Listed records:
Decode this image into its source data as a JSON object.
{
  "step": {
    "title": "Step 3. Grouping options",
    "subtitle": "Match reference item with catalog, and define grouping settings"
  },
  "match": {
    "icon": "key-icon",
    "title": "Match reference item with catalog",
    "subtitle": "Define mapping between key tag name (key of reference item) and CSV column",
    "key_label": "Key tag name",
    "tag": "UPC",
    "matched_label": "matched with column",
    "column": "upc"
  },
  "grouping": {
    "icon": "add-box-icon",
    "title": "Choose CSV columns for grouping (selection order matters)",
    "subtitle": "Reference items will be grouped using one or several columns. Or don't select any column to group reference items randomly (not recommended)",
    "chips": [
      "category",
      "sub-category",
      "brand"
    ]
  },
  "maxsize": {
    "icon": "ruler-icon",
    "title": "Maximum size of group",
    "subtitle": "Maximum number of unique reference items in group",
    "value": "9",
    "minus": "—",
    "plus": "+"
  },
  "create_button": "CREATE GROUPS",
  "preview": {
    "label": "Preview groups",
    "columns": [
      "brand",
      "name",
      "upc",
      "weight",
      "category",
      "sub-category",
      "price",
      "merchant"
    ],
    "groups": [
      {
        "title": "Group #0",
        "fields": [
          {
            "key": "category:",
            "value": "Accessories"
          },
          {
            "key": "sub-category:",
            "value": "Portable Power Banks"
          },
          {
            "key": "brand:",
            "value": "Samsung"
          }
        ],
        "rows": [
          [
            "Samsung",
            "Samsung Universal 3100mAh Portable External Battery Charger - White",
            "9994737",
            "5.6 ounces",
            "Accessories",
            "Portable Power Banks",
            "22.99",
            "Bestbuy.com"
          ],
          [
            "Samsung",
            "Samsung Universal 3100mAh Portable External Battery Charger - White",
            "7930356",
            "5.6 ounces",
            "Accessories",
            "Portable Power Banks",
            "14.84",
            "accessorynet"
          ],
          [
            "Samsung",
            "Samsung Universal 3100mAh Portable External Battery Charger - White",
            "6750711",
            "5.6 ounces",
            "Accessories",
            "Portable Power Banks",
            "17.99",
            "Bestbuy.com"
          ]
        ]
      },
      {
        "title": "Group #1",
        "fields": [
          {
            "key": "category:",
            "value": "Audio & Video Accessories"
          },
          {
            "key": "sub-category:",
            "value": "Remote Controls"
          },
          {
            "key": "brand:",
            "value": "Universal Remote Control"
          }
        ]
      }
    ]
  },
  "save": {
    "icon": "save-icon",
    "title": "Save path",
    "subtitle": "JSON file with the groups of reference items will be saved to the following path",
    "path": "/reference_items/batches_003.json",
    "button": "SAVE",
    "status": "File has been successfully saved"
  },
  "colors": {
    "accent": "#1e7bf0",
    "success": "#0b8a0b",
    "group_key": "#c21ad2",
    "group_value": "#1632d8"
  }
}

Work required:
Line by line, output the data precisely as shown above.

Task response:
Decode this image into its source data as a JSON object.
{
  "step": {
    "title": "Step 3. Grouping options",
    "subtitle": "Match reference item with catalog, and define grouping settings"
  },
  "match": {
    "icon": "key-icon",
    "title": "Match reference item with catalog",
    "subtitle": "Define mapping between key tag name (key of reference item) and CSV column",
    "key_label": "Key tag name",
    "tag": "UPC",
    "matched_label": "matched with column",
    "column": "upc"
  },
  "grouping": {
    "icon": "add-box-icon",
    "title": "Choose CSV columns for grouping (selection order matters)",
    "subtitle": "Reference items will be grouped using one or several columns. Or don't select any column to group reference items randomly (not recommended)",
    "chips": [
      "category",
      "sub-category",
      "brand"
    ]
  },
  "maxsize": {
    "icon": "ruler-icon",
    "title": "Maximum size of group",
    "subtitle": "Maximum number of unique reference items in group",
    "value": "9",
    "minus": "—",
    "plus": "+"
  },
  "create_button": "CREATE GROUPS",
  "preview": {
    "label": "Preview groups",
    "columns": [
      "brand",
      "name",
      "upc",
      "weight",
      "category",
      "sub-category",
      "price",
      "merchant"
    ],
    "groups": [
      {
        "title": "Group #0",
        "fields": [
          {
            "key": "category:",
            "value": "Accessories"
          },
          {
            "key": "sub-category:",
            "value": "Portable Power Banks"
          },
          {
            "key": "brand:",
            "value": "Samsung"
          }
        ],
        "rows": [
          [
            "Samsung",
            "Samsung Universal 3100mAh Portable External Battery Charger - White",
            "9994737",
            "5.6 ounces",
            "Accessories",
            "Portable Power Banks",
            "22.99",
            "Bestbuy.com"
          ],
          [
            "Samsung",
            "Samsung Universal 3100mAh Portable External Battery Charger - White",
            "7930356",
            "5.6 ounces",
            "Accessories",
            "Portable Power Banks",
            "14.84",
            "accessorynet"
          ],
          [
            "Samsung",
            "Samsung Universal 3100mAh Portable External Battery Charger - White",
            "6750711",
            "5.6 ounces",
            "Accessories",
            "Portable Power Banks",
            "17.99",
            "Bestbuy.com"
          ]
        ]
      },
      {
        "title": "Group #1",
        "fields": [
          {
            "key": "category:",
            "value": "Audio & Video Accessories"
          },
          {
            "key": "sub-category:",
            "value": "Remote Controls"
          },
          {
            "key": "brand:",
            "value": "Universal Remote Control"
          }
        ]
      }
    ]
  },
  "save": {
    "icon": "save-icon",
    "title": "Save path",
    "subtitle": "JSON file with the groups of reference items will be saved to the following path",
    "path": "/reference_items/batches_003.json",
    "button": "SAVE",
    "status": "File has been successfully saved"
  },
  "colors": {
    "accent": "#1e7bf0",
    "success": "#0b8a0b",
    "group_key": "#c21ad2",
    "group_value": "#1632d8"
  }
}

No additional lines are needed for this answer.